**TASK BRIEF:**
Retype each line below precisely.

━━━━━━━━

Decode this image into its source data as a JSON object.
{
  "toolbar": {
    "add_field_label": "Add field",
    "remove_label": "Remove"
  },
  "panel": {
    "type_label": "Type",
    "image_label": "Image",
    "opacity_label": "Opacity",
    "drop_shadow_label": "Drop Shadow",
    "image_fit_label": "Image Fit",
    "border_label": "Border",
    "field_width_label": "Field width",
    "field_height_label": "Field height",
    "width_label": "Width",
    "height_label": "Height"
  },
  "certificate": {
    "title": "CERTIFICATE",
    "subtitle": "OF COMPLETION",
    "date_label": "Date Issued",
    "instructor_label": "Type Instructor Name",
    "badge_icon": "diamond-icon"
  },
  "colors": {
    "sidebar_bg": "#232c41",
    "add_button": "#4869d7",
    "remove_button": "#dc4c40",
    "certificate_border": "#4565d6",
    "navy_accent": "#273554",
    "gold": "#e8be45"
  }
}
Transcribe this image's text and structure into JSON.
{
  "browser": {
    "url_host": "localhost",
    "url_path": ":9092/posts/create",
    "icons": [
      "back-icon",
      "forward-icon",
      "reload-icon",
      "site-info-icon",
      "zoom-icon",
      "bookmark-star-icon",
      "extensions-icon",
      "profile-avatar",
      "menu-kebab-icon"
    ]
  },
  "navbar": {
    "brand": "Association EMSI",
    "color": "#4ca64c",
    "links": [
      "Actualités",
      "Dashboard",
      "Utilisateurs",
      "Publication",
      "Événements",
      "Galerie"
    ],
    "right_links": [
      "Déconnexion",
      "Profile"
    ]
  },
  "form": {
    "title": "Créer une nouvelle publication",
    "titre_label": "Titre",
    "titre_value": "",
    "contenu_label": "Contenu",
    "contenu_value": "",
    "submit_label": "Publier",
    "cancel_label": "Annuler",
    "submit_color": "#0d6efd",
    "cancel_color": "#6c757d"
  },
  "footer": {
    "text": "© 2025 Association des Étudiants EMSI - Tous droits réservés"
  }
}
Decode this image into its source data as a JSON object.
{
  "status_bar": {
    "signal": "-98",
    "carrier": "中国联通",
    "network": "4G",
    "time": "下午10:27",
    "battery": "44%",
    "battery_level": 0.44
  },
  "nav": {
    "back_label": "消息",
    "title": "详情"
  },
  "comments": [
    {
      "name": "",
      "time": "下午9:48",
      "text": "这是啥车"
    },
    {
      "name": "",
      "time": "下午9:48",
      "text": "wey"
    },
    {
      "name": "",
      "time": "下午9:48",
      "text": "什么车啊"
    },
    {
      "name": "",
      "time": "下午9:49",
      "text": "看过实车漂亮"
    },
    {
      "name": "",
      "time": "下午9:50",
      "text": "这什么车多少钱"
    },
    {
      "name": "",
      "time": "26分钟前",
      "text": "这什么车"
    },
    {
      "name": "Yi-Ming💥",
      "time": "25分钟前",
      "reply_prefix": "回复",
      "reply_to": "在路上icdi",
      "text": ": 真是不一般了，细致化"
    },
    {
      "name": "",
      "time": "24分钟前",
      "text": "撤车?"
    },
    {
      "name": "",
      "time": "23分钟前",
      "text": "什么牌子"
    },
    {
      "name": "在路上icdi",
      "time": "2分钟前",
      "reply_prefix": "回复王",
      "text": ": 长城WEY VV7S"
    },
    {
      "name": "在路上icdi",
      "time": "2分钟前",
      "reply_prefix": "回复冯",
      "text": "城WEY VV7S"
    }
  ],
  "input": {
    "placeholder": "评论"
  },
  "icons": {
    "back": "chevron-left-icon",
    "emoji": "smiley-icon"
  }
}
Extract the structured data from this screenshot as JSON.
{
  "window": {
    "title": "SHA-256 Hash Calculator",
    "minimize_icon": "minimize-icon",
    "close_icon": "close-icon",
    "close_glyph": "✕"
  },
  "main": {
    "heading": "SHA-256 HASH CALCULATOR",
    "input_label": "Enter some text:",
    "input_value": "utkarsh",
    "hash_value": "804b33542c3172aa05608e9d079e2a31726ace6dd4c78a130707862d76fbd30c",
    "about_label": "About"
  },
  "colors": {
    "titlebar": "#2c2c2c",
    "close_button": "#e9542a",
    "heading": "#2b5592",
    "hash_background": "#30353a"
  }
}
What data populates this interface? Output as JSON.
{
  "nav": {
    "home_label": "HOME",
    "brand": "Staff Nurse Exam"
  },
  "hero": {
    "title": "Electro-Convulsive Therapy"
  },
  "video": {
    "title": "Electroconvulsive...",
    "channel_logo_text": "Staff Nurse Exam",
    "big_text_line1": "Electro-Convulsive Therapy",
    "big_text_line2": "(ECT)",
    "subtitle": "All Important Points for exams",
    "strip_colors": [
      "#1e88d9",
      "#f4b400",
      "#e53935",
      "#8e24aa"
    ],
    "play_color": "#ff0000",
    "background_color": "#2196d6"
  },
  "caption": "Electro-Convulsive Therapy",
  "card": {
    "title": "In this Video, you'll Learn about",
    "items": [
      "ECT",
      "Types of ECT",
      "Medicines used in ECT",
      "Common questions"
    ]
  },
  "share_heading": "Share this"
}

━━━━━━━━

**ANSWER TO THE PROBLEM:**
Decode this image into its source data as a JSON object.
{
  "toolbar": {
    "add_field_label": "Add field",
    "remove_label": "Remove"
  },
  "panel": {
    "type_label": "Type",
    "image_label": "Image",
    "opacity_label": "Opacity",
    "drop_shadow_label": "Drop Shadow",
    "image_fit_label": "Image Fit",
    "border_label": "Border",
    "field_width_label": "Field width",
    "field_height_label": "Field height",
    "width_label": "Width",
    "height_label": "Height"
  },
  "certificate": {
    "title": "CERTIFICATE",
    "subtitle": "OF COMPLETION",
    "date_label": "Date Issued",
    "instructor_label": "Type Instructor Name",
    "badge_icon": "diamond-icon"
  },
  "colors": {
    "sidebar_bg": "#232c41",
    "add_button": "#4869d7",
    "remove_button": "#dc4c40",
    "certificate_border": "#4565d6",
    "navy_accent": "#273554",
    "gold": "#e8be45"
  }
}
Transcribe this image's text and structure into JSON.
{
  "browser": {
    "url_host": "localhost",
    "url_path": ":9092/posts/create",
    "icons": [
      "back-icon",
      "forward-icon",
      "reload-icon",
      "site-info-icon",
      "zoom-icon",
      "bookmark-star-icon",
      "extensions-icon",
      "profile-avatar",
      "menu-kebab-icon"
    ]
  },
  "navbar": {
    "brand": "Association EMSI",
    "color": "#4ca64c",
    "links": [
      "Actualités",
      "Dashboard",
      "Utilisateurs",
      "Publication",
      "Événements",
      "Galerie"
    ],
    "right_links": [
      "Déconnexion",
      "Profile"
    ]
  },
  "form": {
    "title": "Créer une nouvelle publication",
    "titre_label": "Titre",
    "titre_value": "",
    "contenu_label": "Contenu",
    "contenu_value": "",
    "submit_label": "Publier",
    "cancel_label": "Annuler",
    "submit_color": "#0d6efd",
    "cancel_color": "#6c757d"
  },
  "footer": {
    "text": "© 2025 Association des Étudiants EMSI - Tous droits réservés"
  }
}
Decode this image into its source data as a JSON object.
{
  "status_bar": {
    "signal": "-98",
    "carrier": "中国联通",
    "network": "4G",
    "time": "下午10:27",
    "battery": "44%",
    "battery_level": 0.44
  },
  "nav": {
    "back_label": "消息",
    "title": "详情"
  },
  "comments": [
    {
      "name": "",
      "time": "下午9:48",
      "text": "这是啥车"
    },
    {
      "name": "",
      "time": "下午9:48",
      "text": "wey"
    },
    {
      "name": "",
      "time": "下午9:48",
      "text": "什么车啊"
    },
    {
      "name": "",
      "time": "下午9:49",
      "text": "看过实车漂亮"
    },
    {
      "name": "",
      "time": "下午9:50",
      "text": "这什么车多少钱"
    },
    {
      "name": "",
      "time": "26分钟前",
      "text": "这什么车"
    },
    {
      "name": "Yi-Ming💥",
      "time": "25分钟前",
      "reply_prefix": "回复",
      "reply_to": "在路上icdi",
      "text": ": 真是不一般了，细致化"
    },
    {
      "name": "",
      "time": "24分钟前",
      "text": "撤车?"
    },
    {
      "name": "",
      "time": "23分钟前",
      "text": "什么牌子"
    },
    {
      "name": "在路上icdi",
      "time": "2分钟前",
      "reply_prefix": "回复王",
      "text": ": 长城WEY VV7S"
    },
    {
      "name": "在路上icdi",
      "time": "2分钟前",
      "reply_prefix": "回复冯",
      "text": "城WEY VV7S"
    }
  ],
  "input": {
    "placeholder": "评论"
  },
  "icons": {
    "back": "chevron-left-icon",
    "emoji": "smiley-icon"
  }
}
Extract the structured data from this screenshot as JSON.
{
  "window": {
    "title": "SHA-256 Hash Calculator",
    "minimize_icon": "minimize-icon",
    "close_icon": "close-icon",
    "close_glyph": "✕"
  },
  "main": {
    "heading": "SHA-256 HASH CALCULATOR",
    "input_label": "Enter some text:",
    "input_value": "utkarsh",
    "hash_value": "804b33542c3172aa05608e9d079e2a31726ace6dd4c78a130707862d76fbd30c",
    "about_label": "About"
  },
  "colors": {
    "titlebar": "#2c2c2c",
    "close_button": "#e9542a",
    "heading": "#2b5592",
    "hash_background": "#30353a"
  }
}
What data populates this interface? Output as JSON.
{
  "nav": {
    "home_label": "HOME",
    "brand": "Staff Nurse Exam"
  },
  "hero": {
    "title": "Electro-Convulsive Therapy"
  },
  "video": {
    "title": "Electroconvulsive...",
    "channel_logo_text": "Staff Nurse Exam",
    "big_text_line1": "Electro-Convulsive Therapy",
    "big_text_line2": "(ECT)",
    "subtitle": "All Important Points for exams",
    "strip_colors": [
      "#1e88d9",
      "#f4b400",
      "#e53935",
      "#8e24aa"
    ],
    "play_color": "#ff0000",
    "background_color": "#2196d6"
  },
  "caption": "Electro-Convulsive Therapy",
  "card": {
    "title": "In this Video, you'll Learn about",
    "items": [
      "ECT",
      "Types of ECT",
      "Medicines used in ECT",
      "Common questions"
    ]
  },
  "share_heading": "Share this"
}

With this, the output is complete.